(Excerpts from an interface dataset)
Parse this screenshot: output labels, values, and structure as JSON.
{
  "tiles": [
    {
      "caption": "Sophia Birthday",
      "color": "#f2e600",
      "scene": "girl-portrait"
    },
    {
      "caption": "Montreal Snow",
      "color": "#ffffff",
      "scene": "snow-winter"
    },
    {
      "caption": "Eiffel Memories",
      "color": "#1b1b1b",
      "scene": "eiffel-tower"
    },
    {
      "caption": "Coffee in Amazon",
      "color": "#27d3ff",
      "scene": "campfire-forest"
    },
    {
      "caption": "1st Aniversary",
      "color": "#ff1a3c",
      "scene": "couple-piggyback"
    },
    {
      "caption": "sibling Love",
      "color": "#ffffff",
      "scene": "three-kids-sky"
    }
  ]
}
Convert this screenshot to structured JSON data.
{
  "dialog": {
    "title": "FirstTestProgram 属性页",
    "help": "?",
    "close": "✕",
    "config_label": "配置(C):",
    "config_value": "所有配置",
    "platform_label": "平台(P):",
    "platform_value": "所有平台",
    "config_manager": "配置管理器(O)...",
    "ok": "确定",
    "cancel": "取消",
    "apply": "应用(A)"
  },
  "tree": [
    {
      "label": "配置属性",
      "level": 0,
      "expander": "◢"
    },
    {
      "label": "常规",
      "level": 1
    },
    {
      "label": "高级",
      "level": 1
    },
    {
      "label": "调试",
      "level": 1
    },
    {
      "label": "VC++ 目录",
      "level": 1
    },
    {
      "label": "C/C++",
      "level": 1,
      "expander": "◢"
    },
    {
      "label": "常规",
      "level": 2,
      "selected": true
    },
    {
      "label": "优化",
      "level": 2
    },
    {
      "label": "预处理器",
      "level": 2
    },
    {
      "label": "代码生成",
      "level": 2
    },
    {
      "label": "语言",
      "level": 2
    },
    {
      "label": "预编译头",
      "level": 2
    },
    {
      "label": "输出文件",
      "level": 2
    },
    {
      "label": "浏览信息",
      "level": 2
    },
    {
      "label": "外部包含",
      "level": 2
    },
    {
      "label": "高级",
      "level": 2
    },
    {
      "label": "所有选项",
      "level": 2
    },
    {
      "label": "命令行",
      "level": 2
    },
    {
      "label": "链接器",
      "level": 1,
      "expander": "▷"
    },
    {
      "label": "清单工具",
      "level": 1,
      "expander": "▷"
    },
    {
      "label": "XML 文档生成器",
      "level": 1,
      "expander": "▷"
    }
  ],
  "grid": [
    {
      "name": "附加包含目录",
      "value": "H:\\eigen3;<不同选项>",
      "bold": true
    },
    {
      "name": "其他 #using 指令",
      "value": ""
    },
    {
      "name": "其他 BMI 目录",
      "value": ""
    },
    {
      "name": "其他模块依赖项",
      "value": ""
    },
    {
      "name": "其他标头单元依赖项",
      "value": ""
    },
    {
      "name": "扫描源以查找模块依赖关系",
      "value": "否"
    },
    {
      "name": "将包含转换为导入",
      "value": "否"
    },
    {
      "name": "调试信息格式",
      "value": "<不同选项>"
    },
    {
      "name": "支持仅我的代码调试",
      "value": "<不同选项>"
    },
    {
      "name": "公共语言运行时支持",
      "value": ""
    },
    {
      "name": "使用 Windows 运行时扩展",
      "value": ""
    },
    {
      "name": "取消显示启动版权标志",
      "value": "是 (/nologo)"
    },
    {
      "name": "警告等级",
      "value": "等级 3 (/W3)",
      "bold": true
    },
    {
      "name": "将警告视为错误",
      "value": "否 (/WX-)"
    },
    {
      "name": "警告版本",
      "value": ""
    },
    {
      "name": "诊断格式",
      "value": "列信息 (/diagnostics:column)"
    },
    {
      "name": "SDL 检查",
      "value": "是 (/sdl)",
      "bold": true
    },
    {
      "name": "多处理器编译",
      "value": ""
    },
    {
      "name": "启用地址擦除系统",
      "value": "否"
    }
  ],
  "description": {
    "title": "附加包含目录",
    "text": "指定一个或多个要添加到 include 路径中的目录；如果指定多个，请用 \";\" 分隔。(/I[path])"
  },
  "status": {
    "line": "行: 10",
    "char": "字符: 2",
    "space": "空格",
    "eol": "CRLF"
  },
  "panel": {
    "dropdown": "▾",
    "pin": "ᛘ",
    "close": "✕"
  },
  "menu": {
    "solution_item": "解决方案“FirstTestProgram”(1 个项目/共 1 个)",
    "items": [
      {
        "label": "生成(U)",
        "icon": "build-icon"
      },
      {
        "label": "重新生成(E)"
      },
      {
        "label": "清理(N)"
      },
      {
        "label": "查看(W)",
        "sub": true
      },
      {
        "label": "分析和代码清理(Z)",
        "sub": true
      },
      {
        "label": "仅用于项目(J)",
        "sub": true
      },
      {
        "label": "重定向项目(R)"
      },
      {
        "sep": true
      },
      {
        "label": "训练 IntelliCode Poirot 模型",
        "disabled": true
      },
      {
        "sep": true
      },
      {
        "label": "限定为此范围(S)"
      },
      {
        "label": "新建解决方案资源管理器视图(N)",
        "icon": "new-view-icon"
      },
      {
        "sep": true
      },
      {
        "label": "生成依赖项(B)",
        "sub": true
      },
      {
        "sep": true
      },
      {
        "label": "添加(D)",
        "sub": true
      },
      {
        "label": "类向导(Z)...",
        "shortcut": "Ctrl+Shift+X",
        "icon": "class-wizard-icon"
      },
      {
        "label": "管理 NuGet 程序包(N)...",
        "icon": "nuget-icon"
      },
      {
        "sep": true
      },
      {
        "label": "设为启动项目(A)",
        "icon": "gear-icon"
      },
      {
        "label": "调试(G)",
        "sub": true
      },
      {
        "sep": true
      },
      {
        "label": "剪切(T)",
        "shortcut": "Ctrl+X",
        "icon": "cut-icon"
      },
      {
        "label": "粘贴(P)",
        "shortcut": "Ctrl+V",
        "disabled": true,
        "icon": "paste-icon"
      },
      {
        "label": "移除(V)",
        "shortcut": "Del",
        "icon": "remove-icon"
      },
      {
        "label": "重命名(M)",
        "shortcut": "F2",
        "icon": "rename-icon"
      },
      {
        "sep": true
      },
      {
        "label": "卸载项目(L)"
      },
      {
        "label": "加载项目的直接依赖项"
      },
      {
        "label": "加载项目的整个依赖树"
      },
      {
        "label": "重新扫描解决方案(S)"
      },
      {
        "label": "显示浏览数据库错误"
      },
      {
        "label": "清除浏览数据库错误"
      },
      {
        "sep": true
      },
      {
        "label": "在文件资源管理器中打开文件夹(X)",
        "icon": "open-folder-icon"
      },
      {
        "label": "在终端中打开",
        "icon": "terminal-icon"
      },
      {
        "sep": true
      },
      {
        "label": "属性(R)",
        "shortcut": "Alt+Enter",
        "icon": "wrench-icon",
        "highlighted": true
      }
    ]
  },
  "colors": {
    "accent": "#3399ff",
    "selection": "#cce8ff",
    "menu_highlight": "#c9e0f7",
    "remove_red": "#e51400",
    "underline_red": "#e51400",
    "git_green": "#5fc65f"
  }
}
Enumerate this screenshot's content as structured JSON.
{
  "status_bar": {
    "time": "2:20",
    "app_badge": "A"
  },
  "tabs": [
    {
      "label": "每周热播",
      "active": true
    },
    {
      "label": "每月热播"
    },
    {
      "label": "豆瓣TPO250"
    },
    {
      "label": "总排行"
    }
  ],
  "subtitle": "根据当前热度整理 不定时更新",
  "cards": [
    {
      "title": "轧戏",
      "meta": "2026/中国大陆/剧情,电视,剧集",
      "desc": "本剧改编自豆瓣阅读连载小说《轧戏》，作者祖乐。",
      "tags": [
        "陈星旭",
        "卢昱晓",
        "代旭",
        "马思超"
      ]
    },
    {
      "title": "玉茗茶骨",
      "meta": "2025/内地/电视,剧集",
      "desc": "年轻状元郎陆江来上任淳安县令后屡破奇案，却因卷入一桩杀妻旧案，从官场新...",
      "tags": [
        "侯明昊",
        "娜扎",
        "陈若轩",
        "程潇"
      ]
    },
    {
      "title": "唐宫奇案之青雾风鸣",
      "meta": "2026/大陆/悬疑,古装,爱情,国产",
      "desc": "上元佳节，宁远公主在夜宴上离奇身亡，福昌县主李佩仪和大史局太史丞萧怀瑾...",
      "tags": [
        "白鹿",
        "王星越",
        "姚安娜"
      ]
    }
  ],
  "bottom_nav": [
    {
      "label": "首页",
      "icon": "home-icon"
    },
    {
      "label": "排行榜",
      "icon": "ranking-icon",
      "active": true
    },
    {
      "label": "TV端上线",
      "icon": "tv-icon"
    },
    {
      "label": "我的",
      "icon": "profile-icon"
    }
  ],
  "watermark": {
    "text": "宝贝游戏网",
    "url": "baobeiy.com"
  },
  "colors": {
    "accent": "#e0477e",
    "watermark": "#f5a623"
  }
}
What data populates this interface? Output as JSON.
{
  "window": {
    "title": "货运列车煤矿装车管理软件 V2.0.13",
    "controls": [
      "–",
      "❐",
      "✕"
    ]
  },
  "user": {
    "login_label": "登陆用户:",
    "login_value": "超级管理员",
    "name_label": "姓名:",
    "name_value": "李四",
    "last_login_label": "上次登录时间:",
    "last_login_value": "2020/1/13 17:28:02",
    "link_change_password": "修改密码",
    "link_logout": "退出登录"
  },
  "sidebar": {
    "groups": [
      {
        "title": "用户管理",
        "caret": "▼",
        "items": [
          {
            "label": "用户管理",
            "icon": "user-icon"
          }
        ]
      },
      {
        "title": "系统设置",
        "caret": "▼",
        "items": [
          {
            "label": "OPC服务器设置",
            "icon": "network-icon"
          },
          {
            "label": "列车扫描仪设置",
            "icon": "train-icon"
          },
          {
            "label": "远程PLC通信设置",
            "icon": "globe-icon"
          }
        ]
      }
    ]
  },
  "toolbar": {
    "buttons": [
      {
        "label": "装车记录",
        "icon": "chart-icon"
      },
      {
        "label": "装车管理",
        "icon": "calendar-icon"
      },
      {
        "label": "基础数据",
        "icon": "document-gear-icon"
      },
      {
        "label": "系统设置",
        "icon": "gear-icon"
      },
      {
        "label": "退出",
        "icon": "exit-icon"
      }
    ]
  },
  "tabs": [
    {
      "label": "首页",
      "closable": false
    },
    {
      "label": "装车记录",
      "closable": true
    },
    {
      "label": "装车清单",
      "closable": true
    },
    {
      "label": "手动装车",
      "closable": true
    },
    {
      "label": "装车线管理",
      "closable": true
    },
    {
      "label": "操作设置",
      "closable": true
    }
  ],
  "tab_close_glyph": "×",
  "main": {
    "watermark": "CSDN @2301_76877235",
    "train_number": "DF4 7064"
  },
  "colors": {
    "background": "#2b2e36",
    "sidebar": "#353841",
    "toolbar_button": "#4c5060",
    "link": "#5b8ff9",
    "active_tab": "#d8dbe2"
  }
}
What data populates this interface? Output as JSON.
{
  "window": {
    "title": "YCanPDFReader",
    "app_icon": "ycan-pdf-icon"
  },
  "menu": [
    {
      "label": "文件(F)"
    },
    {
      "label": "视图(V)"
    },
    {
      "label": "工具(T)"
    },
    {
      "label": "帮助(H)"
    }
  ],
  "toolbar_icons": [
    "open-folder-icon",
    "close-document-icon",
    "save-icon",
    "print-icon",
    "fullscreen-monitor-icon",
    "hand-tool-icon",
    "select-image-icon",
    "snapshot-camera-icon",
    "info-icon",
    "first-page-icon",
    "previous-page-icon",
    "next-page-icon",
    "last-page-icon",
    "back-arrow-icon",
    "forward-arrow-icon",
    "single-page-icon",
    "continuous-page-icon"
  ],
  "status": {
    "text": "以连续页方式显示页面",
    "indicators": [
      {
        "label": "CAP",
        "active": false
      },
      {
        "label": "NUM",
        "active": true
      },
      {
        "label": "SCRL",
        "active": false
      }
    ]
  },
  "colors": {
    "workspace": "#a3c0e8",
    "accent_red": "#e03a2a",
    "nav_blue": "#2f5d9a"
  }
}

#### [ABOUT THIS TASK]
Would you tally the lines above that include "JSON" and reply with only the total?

#### [THE COMPLETED TASK]
5